● **Task objective**
Determine how many of the lines below hold the word "Appointment". Give the number and nothing else.

● **Information given**
++++++++++++++++++++

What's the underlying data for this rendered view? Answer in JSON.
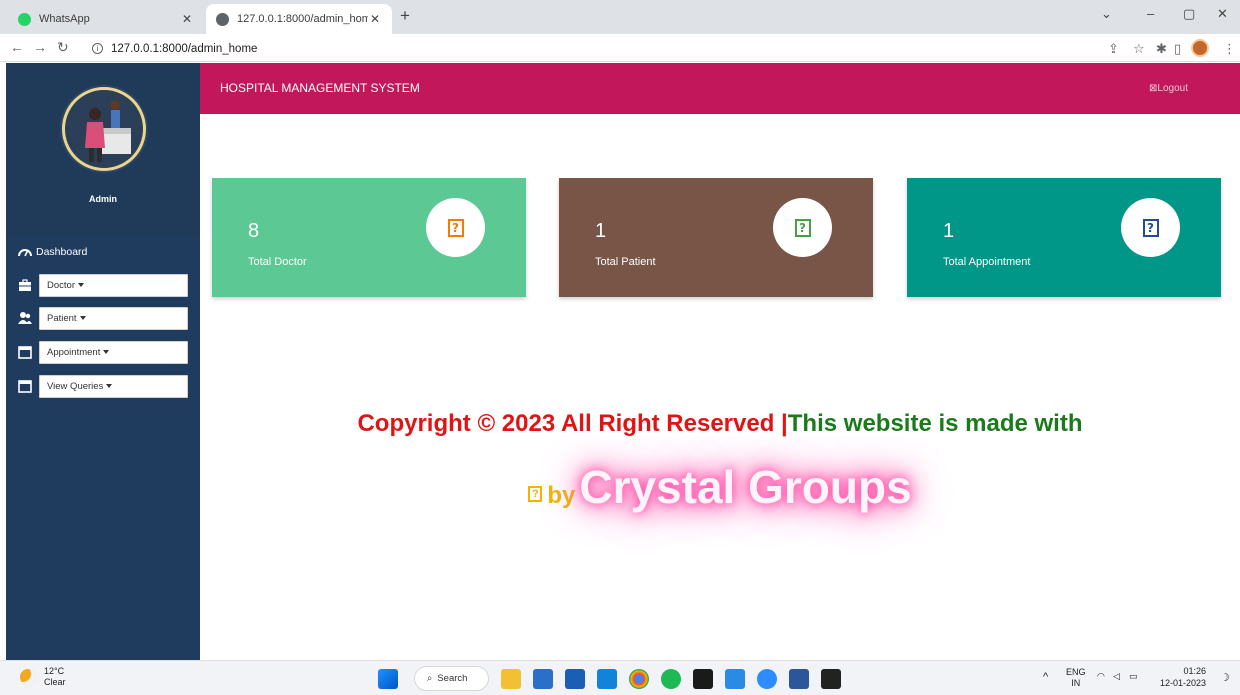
{
  "browser": {
    "tabs": [
      {
        "title": "WhatsApp",
        "active": false
      },
      {
        "title": "127.0.0.1:8000/admin_home",
        "active": true
      }
    ],
    "url": "127.0.0.1:8000/admin_home"
  },
  "sidebar": {
    "admin_name": "Admin",
    "dashboard_label": "Dashboard",
    "menu": [
      {
        "label": "Doctor",
        "icon": "briefcase-icon"
      },
      {
        "label": "Patient",
        "icon": "users-icon"
      },
      {
        "label": "Appointment",
        "icon": "calendar-icon"
      },
      {
        "label": "View Queries",
        "icon": "calendar-icon"
      }
    ]
  },
  "header": {
    "title": "HOSPITAL MANAGEMENT SYSTEM",
    "logout_label": "Logout"
  },
  "cards": [
    {
      "value": "8",
      "label": "Total Doctor",
      "color": "#5cc995",
      "icon_color": "#f57c00"
    },
    {
      "value": "1",
      "label": "Total Patient",
      "color": "#795548",
      "icon_color": "#43a047"
    },
    {
      "value": "1",
      "label": "Total Appointment",
      "color": "#009688",
      "icon_color": "#1f4f8c"
    }
  ],
  "footer": {
    "copyright": "Copyright © 2023 All Right Reserved",
    "separator": "|",
    "made_with": "This website is made with",
    "by": "by",
    "company": "Crystal Groups"
  },
  "taskbar": {
    "temperature": "12°C",
    "weather": "Clear",
    "search_label": "Search",
    "lang_top": "ENG",
    "lang_bottom": "IN",
    "time": "01:26",
    "date": "12-01-2023"
  }
}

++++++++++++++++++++

● **Exercise answer**
2